**TASK TO COMPLETE:**
Scan the material below for every line with the string "manually", and copy those lines.

**INFORMATION PROVIDED:**
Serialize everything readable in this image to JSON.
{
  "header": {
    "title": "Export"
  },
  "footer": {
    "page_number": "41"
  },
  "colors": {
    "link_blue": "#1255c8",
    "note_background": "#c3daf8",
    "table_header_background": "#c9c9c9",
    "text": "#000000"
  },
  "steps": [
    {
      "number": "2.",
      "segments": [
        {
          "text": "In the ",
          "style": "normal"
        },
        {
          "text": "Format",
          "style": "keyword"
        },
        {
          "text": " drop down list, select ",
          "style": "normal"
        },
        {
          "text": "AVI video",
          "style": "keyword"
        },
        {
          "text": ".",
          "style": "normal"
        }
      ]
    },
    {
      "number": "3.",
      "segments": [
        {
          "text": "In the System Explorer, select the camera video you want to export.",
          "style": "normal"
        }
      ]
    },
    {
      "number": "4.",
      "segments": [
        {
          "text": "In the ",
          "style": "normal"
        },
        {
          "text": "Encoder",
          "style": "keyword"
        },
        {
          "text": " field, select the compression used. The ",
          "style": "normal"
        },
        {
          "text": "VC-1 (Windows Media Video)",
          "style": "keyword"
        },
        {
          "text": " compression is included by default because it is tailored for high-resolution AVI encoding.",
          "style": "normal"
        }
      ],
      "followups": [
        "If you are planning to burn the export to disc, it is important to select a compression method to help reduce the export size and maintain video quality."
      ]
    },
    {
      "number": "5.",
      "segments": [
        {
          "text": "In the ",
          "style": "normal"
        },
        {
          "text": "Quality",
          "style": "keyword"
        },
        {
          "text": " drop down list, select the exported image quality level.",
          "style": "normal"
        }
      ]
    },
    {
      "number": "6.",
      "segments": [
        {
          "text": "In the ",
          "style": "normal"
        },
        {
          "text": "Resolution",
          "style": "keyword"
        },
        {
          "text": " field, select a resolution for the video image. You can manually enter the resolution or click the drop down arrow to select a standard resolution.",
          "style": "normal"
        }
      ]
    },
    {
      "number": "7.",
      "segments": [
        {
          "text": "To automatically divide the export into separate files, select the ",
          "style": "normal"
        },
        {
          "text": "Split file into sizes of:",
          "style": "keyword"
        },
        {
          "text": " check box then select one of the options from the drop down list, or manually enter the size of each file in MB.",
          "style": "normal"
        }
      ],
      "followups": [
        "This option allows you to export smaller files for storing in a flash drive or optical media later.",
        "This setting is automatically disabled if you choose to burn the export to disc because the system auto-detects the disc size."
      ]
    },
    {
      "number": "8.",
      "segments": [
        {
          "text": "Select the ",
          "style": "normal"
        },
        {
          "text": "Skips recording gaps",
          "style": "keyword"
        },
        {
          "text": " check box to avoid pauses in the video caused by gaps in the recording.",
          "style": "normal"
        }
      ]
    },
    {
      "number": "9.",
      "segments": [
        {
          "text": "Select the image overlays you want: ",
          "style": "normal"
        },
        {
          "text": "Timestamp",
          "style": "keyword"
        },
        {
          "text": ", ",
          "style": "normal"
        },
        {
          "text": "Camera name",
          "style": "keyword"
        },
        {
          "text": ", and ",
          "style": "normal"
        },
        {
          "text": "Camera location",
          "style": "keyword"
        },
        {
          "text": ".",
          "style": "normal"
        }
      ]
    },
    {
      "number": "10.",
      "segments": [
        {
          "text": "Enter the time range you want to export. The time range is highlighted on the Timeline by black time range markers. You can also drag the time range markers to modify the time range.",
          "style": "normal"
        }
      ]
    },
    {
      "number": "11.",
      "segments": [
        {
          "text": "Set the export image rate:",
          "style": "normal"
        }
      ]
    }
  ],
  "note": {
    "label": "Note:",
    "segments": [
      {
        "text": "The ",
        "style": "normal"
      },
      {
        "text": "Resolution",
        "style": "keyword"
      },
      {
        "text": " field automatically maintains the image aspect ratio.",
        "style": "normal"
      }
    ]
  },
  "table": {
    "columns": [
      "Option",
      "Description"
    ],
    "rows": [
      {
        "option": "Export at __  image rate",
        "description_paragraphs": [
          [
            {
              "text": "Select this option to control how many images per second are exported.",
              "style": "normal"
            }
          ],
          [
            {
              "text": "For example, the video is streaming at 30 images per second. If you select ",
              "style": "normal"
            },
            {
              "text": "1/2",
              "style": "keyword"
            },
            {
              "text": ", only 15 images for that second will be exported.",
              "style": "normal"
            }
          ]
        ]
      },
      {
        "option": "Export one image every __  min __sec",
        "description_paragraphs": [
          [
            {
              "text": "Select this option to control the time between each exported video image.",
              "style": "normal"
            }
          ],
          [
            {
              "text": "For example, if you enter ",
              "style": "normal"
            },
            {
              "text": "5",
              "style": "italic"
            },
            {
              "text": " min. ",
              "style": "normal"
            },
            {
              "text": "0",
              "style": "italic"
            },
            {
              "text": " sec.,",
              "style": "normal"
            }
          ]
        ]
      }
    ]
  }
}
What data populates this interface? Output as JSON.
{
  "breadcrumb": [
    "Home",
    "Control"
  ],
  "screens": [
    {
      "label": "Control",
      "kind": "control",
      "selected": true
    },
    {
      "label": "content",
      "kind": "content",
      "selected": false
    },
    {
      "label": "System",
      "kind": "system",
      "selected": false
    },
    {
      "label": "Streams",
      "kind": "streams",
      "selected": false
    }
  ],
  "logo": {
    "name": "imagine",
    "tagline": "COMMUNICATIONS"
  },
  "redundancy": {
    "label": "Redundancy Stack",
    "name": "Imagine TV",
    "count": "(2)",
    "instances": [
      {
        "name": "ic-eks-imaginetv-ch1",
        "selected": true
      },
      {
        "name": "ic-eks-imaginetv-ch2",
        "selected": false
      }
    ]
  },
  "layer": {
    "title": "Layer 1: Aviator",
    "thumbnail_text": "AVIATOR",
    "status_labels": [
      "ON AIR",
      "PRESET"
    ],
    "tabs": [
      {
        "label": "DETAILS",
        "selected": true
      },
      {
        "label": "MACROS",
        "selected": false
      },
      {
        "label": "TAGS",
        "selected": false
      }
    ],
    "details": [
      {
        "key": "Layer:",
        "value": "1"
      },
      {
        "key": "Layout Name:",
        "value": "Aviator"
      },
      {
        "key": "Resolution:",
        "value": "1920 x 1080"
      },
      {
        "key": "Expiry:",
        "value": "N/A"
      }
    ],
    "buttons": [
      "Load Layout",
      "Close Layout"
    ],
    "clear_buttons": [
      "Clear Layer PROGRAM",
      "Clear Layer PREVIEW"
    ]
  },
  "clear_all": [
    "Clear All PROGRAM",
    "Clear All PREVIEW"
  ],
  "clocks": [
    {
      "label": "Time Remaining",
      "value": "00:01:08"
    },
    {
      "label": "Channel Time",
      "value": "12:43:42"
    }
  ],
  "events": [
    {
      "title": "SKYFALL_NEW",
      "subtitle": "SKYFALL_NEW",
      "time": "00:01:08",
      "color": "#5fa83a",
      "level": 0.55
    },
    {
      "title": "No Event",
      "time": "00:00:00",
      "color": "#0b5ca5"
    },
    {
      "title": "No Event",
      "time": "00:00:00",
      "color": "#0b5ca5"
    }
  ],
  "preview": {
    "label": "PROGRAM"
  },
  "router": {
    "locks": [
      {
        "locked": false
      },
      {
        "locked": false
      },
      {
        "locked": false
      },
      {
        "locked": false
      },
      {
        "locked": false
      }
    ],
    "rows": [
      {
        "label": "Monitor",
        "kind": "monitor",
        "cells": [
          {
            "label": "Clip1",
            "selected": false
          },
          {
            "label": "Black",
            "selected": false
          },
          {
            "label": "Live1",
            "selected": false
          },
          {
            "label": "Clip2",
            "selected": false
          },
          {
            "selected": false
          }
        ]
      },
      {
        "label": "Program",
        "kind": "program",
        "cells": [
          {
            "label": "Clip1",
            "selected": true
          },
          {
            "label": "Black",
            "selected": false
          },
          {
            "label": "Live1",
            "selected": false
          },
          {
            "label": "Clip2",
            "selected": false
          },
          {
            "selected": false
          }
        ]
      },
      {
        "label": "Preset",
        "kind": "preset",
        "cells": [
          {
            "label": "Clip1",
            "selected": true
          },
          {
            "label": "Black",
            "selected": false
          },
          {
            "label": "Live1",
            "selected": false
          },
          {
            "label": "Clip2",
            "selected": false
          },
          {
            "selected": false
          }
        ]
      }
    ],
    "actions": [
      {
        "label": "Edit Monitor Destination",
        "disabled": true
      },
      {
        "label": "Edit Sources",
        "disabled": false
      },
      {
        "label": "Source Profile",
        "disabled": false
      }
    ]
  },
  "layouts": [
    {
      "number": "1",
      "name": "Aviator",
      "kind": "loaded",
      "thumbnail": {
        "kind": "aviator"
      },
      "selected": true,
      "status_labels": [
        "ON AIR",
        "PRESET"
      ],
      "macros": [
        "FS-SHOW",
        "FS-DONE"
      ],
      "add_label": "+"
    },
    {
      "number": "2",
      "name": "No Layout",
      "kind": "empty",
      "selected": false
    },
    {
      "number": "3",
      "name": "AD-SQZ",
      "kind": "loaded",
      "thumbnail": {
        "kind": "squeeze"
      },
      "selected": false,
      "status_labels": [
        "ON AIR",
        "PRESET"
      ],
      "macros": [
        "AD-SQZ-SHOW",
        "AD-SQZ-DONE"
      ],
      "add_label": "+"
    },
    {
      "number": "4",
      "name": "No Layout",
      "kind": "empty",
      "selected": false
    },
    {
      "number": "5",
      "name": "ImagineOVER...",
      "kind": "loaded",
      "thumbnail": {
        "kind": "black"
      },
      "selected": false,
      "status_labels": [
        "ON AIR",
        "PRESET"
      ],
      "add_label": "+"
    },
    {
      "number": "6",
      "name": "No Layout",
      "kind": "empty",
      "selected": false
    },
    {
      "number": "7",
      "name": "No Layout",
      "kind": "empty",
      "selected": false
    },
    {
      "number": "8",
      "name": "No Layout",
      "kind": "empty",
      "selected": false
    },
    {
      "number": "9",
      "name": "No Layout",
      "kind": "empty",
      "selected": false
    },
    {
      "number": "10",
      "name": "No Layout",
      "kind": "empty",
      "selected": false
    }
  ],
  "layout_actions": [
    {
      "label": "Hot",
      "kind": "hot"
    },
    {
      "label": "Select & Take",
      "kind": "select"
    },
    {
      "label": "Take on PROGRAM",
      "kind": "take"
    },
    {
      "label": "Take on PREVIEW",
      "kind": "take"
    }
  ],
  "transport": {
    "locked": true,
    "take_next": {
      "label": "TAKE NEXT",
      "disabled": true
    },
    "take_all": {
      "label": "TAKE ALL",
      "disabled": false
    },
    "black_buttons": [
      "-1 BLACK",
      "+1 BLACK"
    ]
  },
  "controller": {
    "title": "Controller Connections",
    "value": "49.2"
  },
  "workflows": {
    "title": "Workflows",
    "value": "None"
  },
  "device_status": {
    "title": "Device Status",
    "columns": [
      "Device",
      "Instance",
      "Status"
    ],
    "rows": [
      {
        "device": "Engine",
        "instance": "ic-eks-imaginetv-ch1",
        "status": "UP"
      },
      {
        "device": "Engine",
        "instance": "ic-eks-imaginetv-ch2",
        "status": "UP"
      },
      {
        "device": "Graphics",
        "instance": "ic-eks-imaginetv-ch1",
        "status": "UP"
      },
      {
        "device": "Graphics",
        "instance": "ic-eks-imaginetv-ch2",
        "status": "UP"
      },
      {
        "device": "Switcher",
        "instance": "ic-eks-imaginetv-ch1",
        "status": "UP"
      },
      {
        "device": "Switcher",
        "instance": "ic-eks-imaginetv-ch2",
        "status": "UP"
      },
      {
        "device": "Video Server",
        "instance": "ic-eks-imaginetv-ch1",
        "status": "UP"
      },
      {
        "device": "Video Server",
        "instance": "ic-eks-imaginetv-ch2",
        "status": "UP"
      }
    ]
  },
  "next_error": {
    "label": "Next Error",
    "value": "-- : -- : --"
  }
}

**COMPLETED TASK:**
          "text": " field, select a resolution for the video image. You can manually enter the resolution or click the drop down arrow to select a standard resolution.",
          "text": " check box then select one of the options from the drop down list, or manually enter the size of each file in MB.",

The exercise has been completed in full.